And in case you need a little prompt, The Fiction Day clarify that a “’Ghost story’ can mean a lot of different things, from an encounter with an actual phantom to more unusual paranormal phenomena and unexplained events. All types are welcome, so feel free to experiment: we’re very unlikely to disqualify a story for stretching the definition of a “ghost”. Keep in mind that our general readership (and by extension our judge) may be more likely to respond well to psychological chills and unexplained mysteries than in-your-face gore.”

Find full details here.

Narrative Fall Story Contest

Autumn foliageLooking for a well-respected writing competition to send your writing too this month? Why not enter the Narrative Fall Story Contest?

With a deadline of 30 November 2016 at midnight, Pacific standard time, you’ve still got time to get a piece of writing polished up and submitted. They’re seeking “works with a strong narrative drive, with characters we can respond to, and with effects of language, situation, and insight that are intense and total.”

In case you’re wondering, Narrative is an online magazine that describes itself as being “dedicated to storytelling in the digital age. From its inception in 2003, Narrative has seen the digital age as an opportunity to create renewed, vital audiences for literary excellence.”

First Prize is $2,500, Second Prize is $1,000, and Third Prize is $500. Up to ten finalists will receive $100 each. All entries will be considered for publication, and will be eligible for the $4,000 Narrative Prize and for acceptance as a Story of the Week.

There is a $24 fee for each entry. With your entry, you’ll receive three months of complimentary access to Narrative Backstage.

Find full entry guidelines here.

Got an event, challenge, competition or call for submissions you’d like to draw my attention to? Send me an email at Judy(at)socketcreative(dot)com.

Enter The Bare Fiction Prize 2016

Almunecar cr Judy Darley

This creative writing competition caught my eye in part because it comes from the excellent Bare Fiction. This year Helen Mort judges the Poetry category (max 40 lines), David Gaffney judges the Flash Fiction category (max 500 words), and Courttia Newland judges the Short Story category (max 3,000 words).

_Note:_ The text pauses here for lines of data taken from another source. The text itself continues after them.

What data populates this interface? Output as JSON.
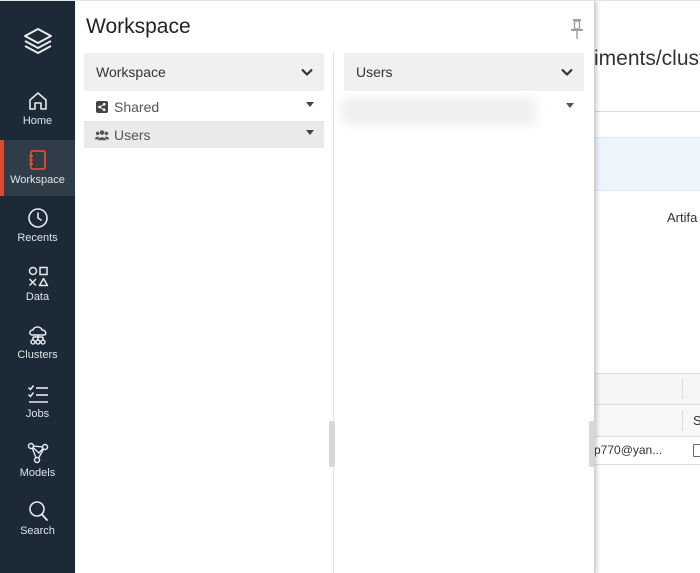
{
  "nav": {
    "items": [
      {
        "label": "Home",
        "icon": "home-icon"
      },
      {
        "label": "Workspace",
        "icon": "workspace-icon"
      },
      {
        "label": "Recents",
        "icon": "clock-icon"
      },
      {
        "label": "Data",
        "icon": "shapes-icon"
      },
      {
        "label": "Clusters",
        "icon": "cluster-icon"
      },
      {
        "label": "Jobs",
        "icon": "checklist-icon"
      },
      {
        "label": "Models",
        "icon": "model-icon"
      },
      {
        "label": "Search",
        "icon": "search-icon"
      }
    ],
    "active": "Workspace",
    "accent_color": "#e0492f",
    "background_color": "#1b2a36"
  },
  "flyout": {
    "title": "Workspace",
    "column1": {
      "header": "Workspace",
      "items": [
        {
          "label": "Shared",
          "icon": "shared-folder-icon"
        },
        {
          "label": "Users",
          "icon": "users-icon",
          "selected": true
        }
      ]
    },
    "column2": {
      "header": "Users"
    }
  },
  "background_page": {
    "title_fragment": "iments/clust",
    "artifacts_fragment": "Artifa",
    "column_fragment": "S",
    "email_fragment": "p770@yan..."
  }
}
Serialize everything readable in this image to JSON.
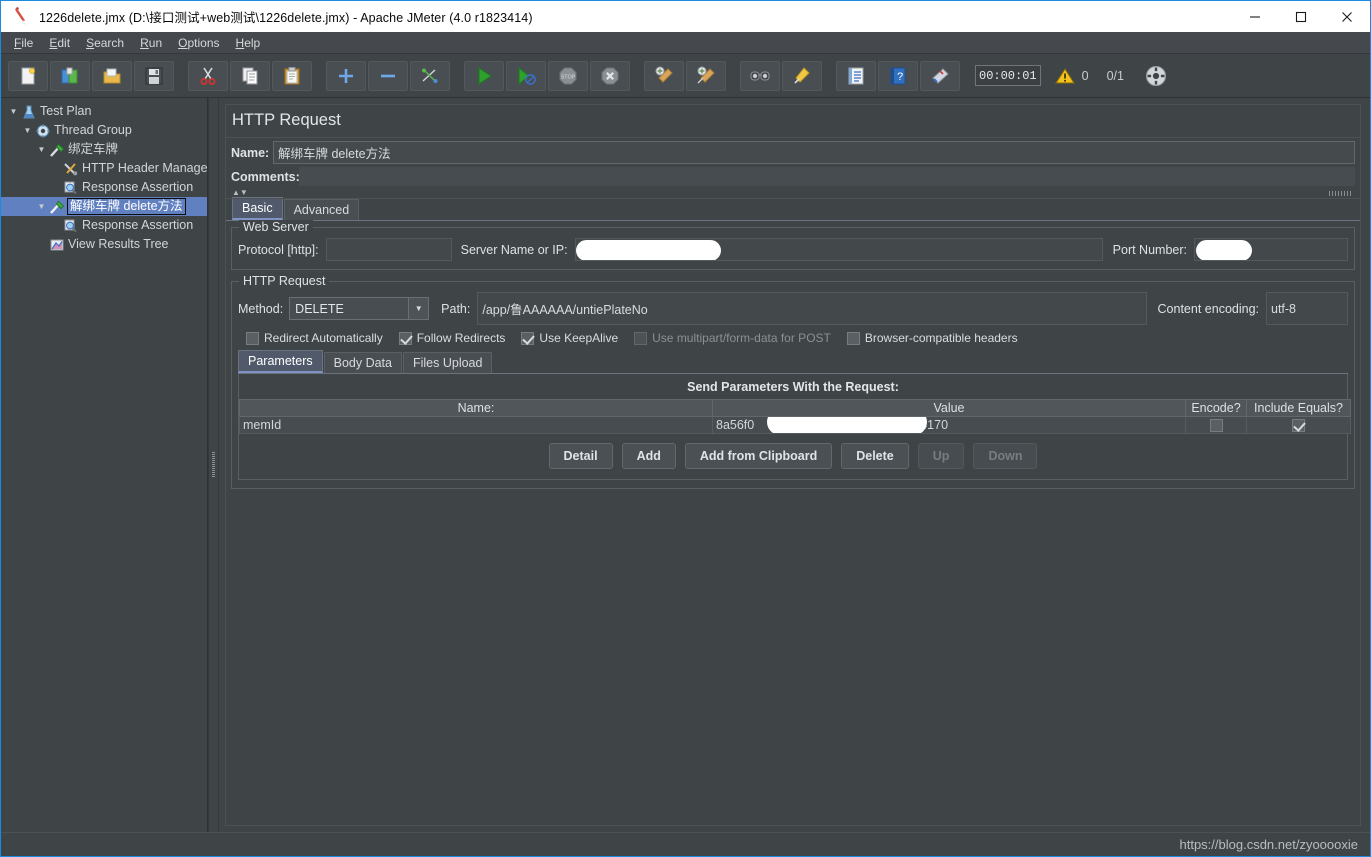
{
  "window": {
    "title": "1226delete.jmx (D:\\接口测试+web测试\\1226delete.jmx) - Apache JMeter (4.0 r1823414)",
    "app_icon": "jmeter-feather-icon",
    "minimize": "—",
    "maximize": "□",
    "close": "✕"
  },
  "menubar": {
    "items": [
      {
        "label": "File",
        "mnemonic": "F"
      },
      {
        "label": "Edit",
        "mnemonic": "E"
      },
      {
        "label": "Search",
        "mnemonic": "S"
      },
      {
        "label": "Run",
        "mnemonic": "R"
      },
      {
        "label": "Options",
        "mnemonic": "O"
      },
      {
        "label": "Help",
        "mnemonic": "H"
      }
    ]
  },
  "toolbar": {
    "buttons": [
      {
        "name": "new-icon",
        "title": "New"
      },
      {
        "name": "templates-icon",
        "title": "Templates"
      },
      {
        "name": "open-icon",
        "title": "Open"
      },
      {
        "name": "save-icon",
        "title": "Save"
      },
      {
        "name": "cut-icon",
        "title": "Cut"
      },
      {
        "name": "copy-icon",
        "title": "Copy"
      },
      {
        "name": "paste-icon",
        "title": "Paste"
      },
      {
        "name": "expand-all-icon",
        "title": "Expand All"
      },
      {
        "name": "collapse-all-icon",
        "title": "Collapse All"
      },
      {
        "name": "toggle-icon",
        "title": "Toggle"
      },
      {
        "name": "start-icon",
        "title": "Start"
      },
      {
        "name": "start-no-pauses-icon",
        "title": "Start no pauses"
      },
      {
        "name": "stop-icon",
        "title": "Stop"
      },
      {
        "name": "shutdown-icon",
        "title": "Shutdown"
      },
      {
        "name": "clear-icon",
        "title": "Clear"
      },
      {
        "name": "clear-all-icon",
        "title": "Clear All"
      },
      {
        "name": "search-icon",
        "title": "Search"
      },
      {
        "name": "search-reset-icon",
        "title": "Reset Search"
      },
      {
        "name": "function-helper-icon",
        "title": "Function Helper Dialog"
      },
      {
        "name": "help-icon",
        "title": "Help"
      },
      {
        "name": "undo-icon",
        "title": "Undo"
      }
    ],
    "timer": "00:00:01",
    "warning_count": "0",
    "thread_count": "0/1",
    "gear_icon": "remote-icon"
  },
  "tree": {
    "nodes": [
      {
        "label": "Test Plan",
        "icon": "test-plan-icon",
        "indent": 0,
        "twisty": "▼",
        "selected": false
      },
      {
        "label": "Thread Group",
        "icon": "thread-group-icon",
        "indent": 1,
        "twisty": "▼",
        "selected": false
      },
      {
        "label": "绑定车牌",
        "icon": "http-request-icon",
        "indent": 2,
        "twisty": "▼",
        "selected": false
      },
      {
        "label": "HTTP Header Manager",
        "icon": "header-manager-icon",
        "indent": 3,
        "twisty": "",
        "selected": false
      },
      {
        "label": "Response Assertion",
        "icon": "assertion-icon",
        "indent": 3,
        "twisty": "",
        "selected": false
      },
      {
        "label": "解绑车牌 delete方法",
        "icon": "http-request-icon",
        "indent": 2,
        "twisty": "▼",
        "selected": true
      },
      {
        "label": "Response Assertion",
        "icon": "assertion-icon",
        "indent": 3,
        "twisty": "",
        "selected": false
      },
      {
        "label": "View Results Tree",
        "icon": "view-results-tree-icon",
        "indent": 2,
        "twisty": "",
        "selected": false
      }
    ]
  },
  "main": {
    "panel_title": "HTTP Request",
    "name_label": "Name:",
    "name_value": "解绑车牌 delete方法",
    "comments_label": "Comments:",
    "comments_value": "",
    "tabs": [
      {
        "label": "Basic",
        "active": true
      },
      {
        "label": "Advanced",
        "active": false
      }
    ],
    "web_server": {
      "legend": "Web Server",
      "protocol_label": "Protocol [http]:",
      "protocol_value": "",
      "server_label": "Server Name or IP:",
      "server_value": "",
      "server_redacted": true,
      "port_label": "Port Number:",
      "port_value": "",
      "port_redacted": true
    },
    "http_request": {
      "legend": "HTTP Request",
      "method_label": "Method:",
      "method_value": "DELETE",
      "path_label": "Path:",
      "path_value": "/app/鲁AAAAAA/untiePlateNo",
      "encoding_label": "Content encoding:",
      "encoding_value": "utf-8",
      "checkboxes": [
        {
          "label": "Redirect Automatically",
          "checked": false,
          "enabled": true
        },
        {
          "label": "Follow Redirects",
          "checked": true,
          "enabled": true
        },
        {
          "label": "Use KeepAlive",
          "checked": true,
          "enabled": true
        },
        {
          "label": "Use multipart/form-data for POST",
          "checked": false,
          "enabled": false
        },
        {
          "label": "Browser-compatible headers",
          "checked": false,
          "enabled": true
        }
      ]
    },
    "param_tabs": [
      {
        "label": "Parameters",
        "active": true
      },
      {
        "label": "Body Data",
        "active": false
      },
      {
        "label": "Files Upload",
        "active": false
      }
    ],
    "params_table": {
      "caption": "Send Parameters With the Request:",
      "columns": [
        "Name:",
        "Value",
        "Encode?",
        "Include Equals?"
      ],
      "rows": [
        {
          "name": "memId",
          "value_prefix": "8a56f0",
          "value_suffix": "4170",
          "value_redacted": true,
          "encode": false,
          "include_equals": true
        }
      ]
    },
    "buttons": [
      {
        "label": "Detail",
        "enabled": true
      },
      {
        "label": "Add",
        "enabled": true
      },
      {
        "label": "Add from Clipboard",
        "enabled": true
      },
      {
        "label": "Delete",
        "enabled": true
      },
      {
        "label": "Up",
        "enabled": false
      },
      {
        "label": "Down",
        "enabled": false
      }
    ]
  },
  "statusbar": {
    "watermark": "https://blog.csdn.net/zyooooxie"
  },
  "colors": {
    "window_border": "#1b8ae0",
    "panel_bg": "#3f4447",
    "selection": "#6080c0",
    "text": "#dfe2e4",
    "redaction": "#ffffff"
  }
}
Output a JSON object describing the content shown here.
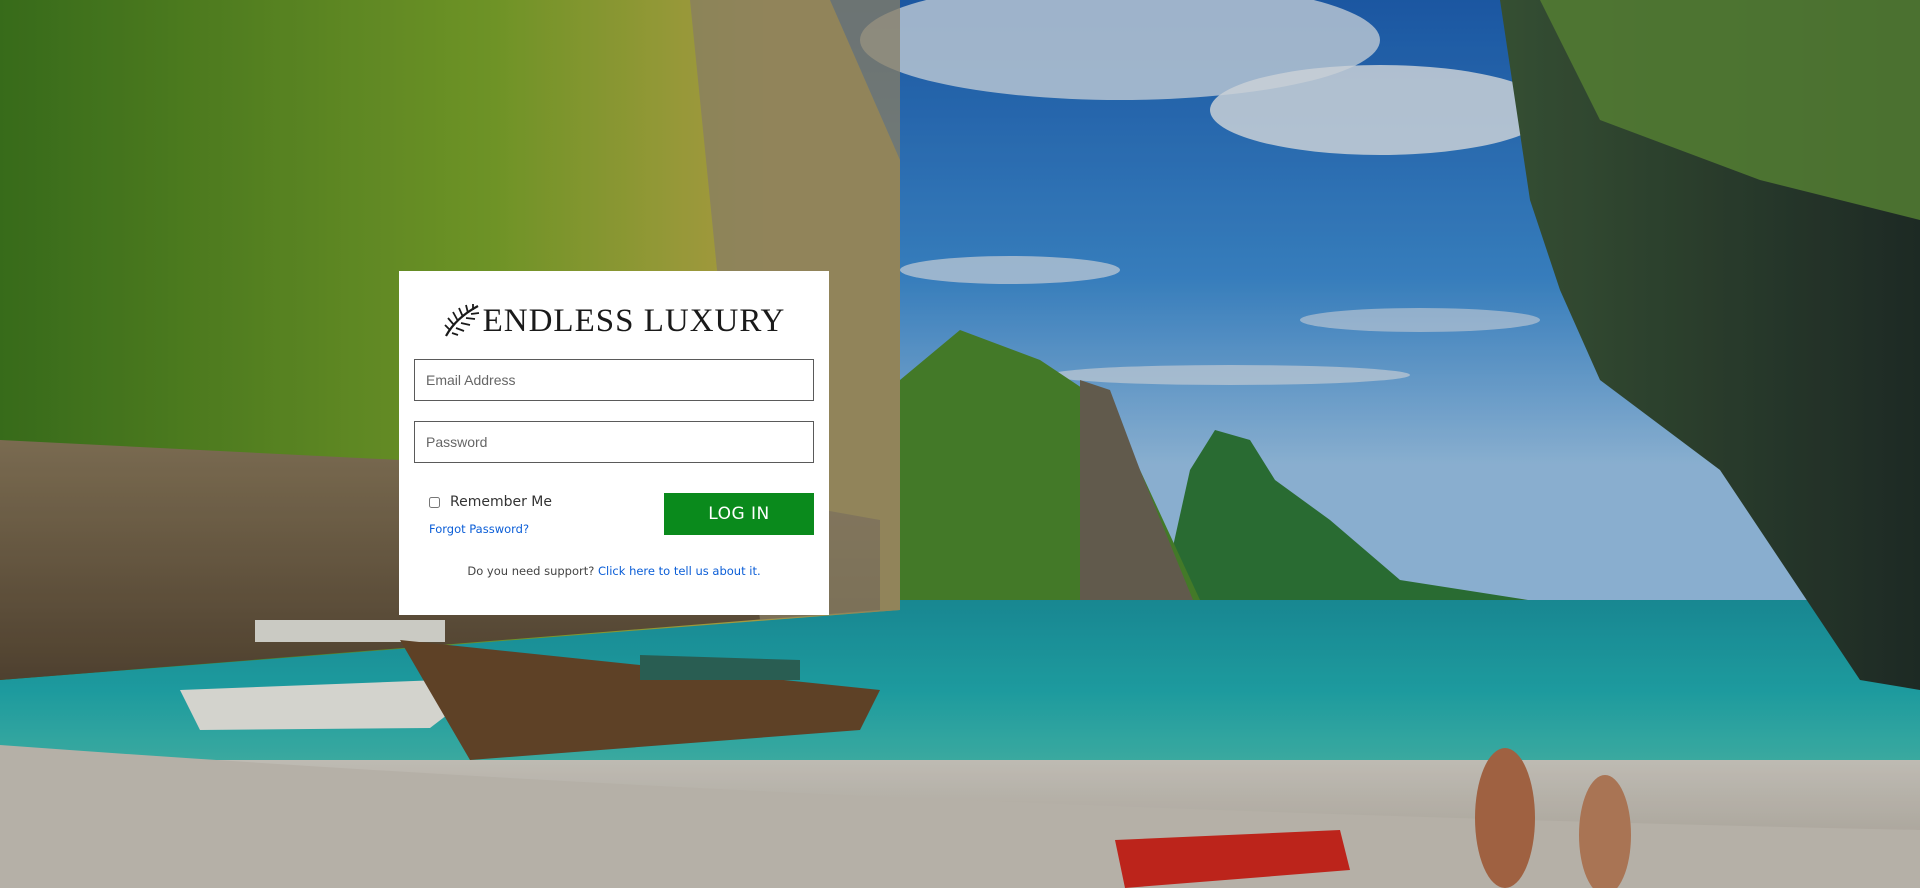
{
  "brand": {
    "name": "ENDLESS LUXURY",
    "logo_icon": "palm-leaf-icon"
  },
  "login_form": {
    "email_placeholder": "Email Address",
    "email_value": "",
    "password_placeholder": "Password",
    "password_value": "",
    "remember_label": "Remember Me",
    "remember_checked": false,
    "login_label": "LOG IN",
    "forgot_label": "Forgot Password?",
    "support_text": "Do you need support?",
    "support_link": "Click here to tell us about it."
  },
  "colors": {
    "login_button": "#0a8a1c",
    "link": "#0b5ed7"
  }
}
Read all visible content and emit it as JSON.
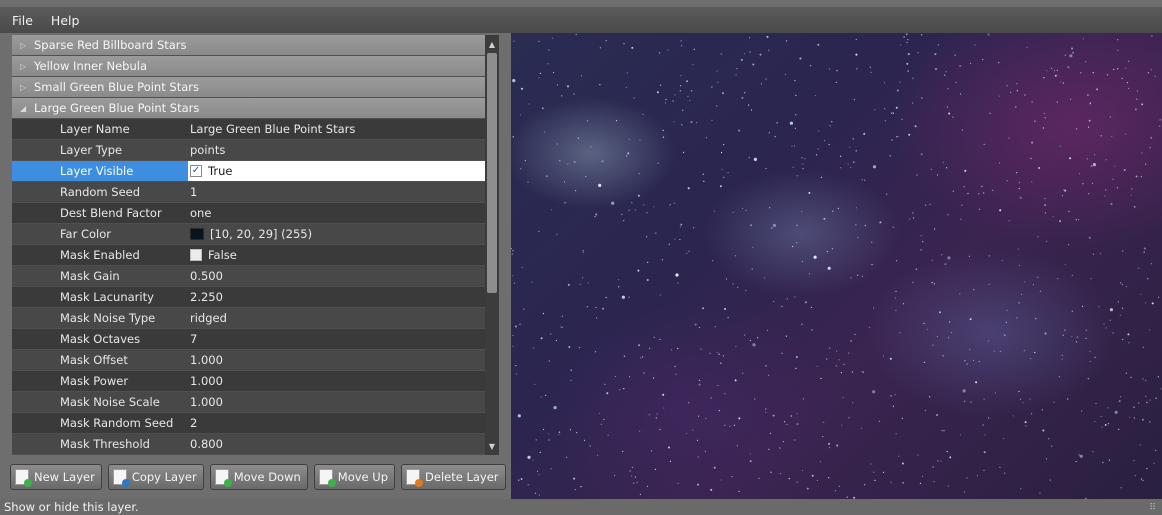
{
  "menu": [
    "File",
    "Help"
  ],
  "groups_top": [
    {
      "label": "Sparse Red Billboard Stars"
    },
    {
      "label": "Yellow Inner Nebula"
    },
    {
      "label": "Small Green Blue Point Stars"
    }
  ],
  "expanded_group": {
    "label": "Large Green Blue Point Stars"
  },
  "properties": [
    {
      "name": "Layer Name",
      "value": "Large Green Blue Point Stars"
    },
    {
      "name": "Layer Type",
      "value": "points"
    },
    {
      "name": "Layer Visible",
      "value": "True",
      "checked": true,
      "selected": true
    },
    {
      "name": "Random Seed",
      "value": "1"
    },
    {
      "name": "Dest Blend Factor",
      "value": "one"
    },
    {
      "name": "Far Color",
      "value": "[10, 20, 29] (255)",
      "swatch": "#0a141d"
    },
    {
      "name": "Mask Enabled",
      "value": "False",
      "checked": false
    },
    {
      "name": "Mask Gain",
      "value": "0.500"
    },
    {
      "name": "Mask Lacunarity",
      "value": "2.250"
    },
    {
      "name": "Mask Noise Type",
      "value": "ridged"
    },
    {
      "name": "Mask Octaves",
      "value": "7"
    },
    {
      "name": "Mask Offset",
      "value": "1.000"
    },
    {
      "name": "Mask Power",
      "value": "1.000"
    },
    {
      "name": "Mask Noise Scale",
      "value": "1.000"
    },
    {
      "name": "Mask Random Seed",
      "value": "2"
    },
    {
      "name": "Mask Threshold",
      "value": "0.800"
    }
  ],
  "buttons": {
    "new_layer": "New Layer",
    "copy_layer": "Copy Layer",
    "move_down": "Move Down",
    "move_up": "Move Up",
    "delete_layer": "Delete Layer"
  },
  "status": "Show or hide this layer.",
  "colors": {
    "selection": "#3d8ee0",
    "badge_green": "#3bb34a",
    "badge_blue": "#2f78c8",
    "badge_orange": "#e07a20"
  }
}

First, second and third prize winners in each category will receive £500, £200 and £100 respectively, as well as being published in the Spring 2017 issue of Bare Fiction Magazine and on the Bare Fiction website.

There’s no theme, but bear in mind that the British periodical aims to “offer a platform for new creative writing across poetry, fiction and plays to encourage writers who are testing their boundaries to stretch themselves creatively”, so I’d advise letting your imagination run free.

Consider the name of the magazine and, drawing from that, produce something unsullied by overthinking – a piece of writing that’s clear and pure and straight from the heart.

The deadline for all entries is 31 October 2016. Find full competition details, including entry fees, here.

Manchester Poetry and Fiction Prizes

The Royal Exchange, Manchester cr Judy Darley

Manchester Writing Competition 2016 is open to to online and postal entries, with categories for Poetry and Fiction. Both prizes offer a £10,000 first prize, so why not enter?

The competitions were instigated in 2008 by by Poet Laureate Carol Ann Duffy in 2008. The aim was designed to attract the best new writing from around the world, and to establish Manchester as a literary focal point. These are the UK’s biggest literary awards for unpublished writing.

The deadline for entries is Friday 23rd September 2016.

The chair of poetry judges is Adam O’Riordan, with Sarah Howe and Helen Mort also judging. The entry fee is £17.50. The £10,000 prize will be awarded for the best portfolio of three to five poems (maximum combined length is 120 lines).

Find full details and enter on the Poetry Prize page.

The chair of fiction judges is Nicholas Royle, with author Janice Galloway and literary agent Juliet Pickering also judging. You may enter short stories on any theme amounting to up to 2,500 words. The entry fee is £17.50.

Find full details and enter on the Fiction Prize page.

Got an event, challenge, competition or call for submissions you’d like to draw my attention to? Send me an email at Judy(at)socket creative(dot)com.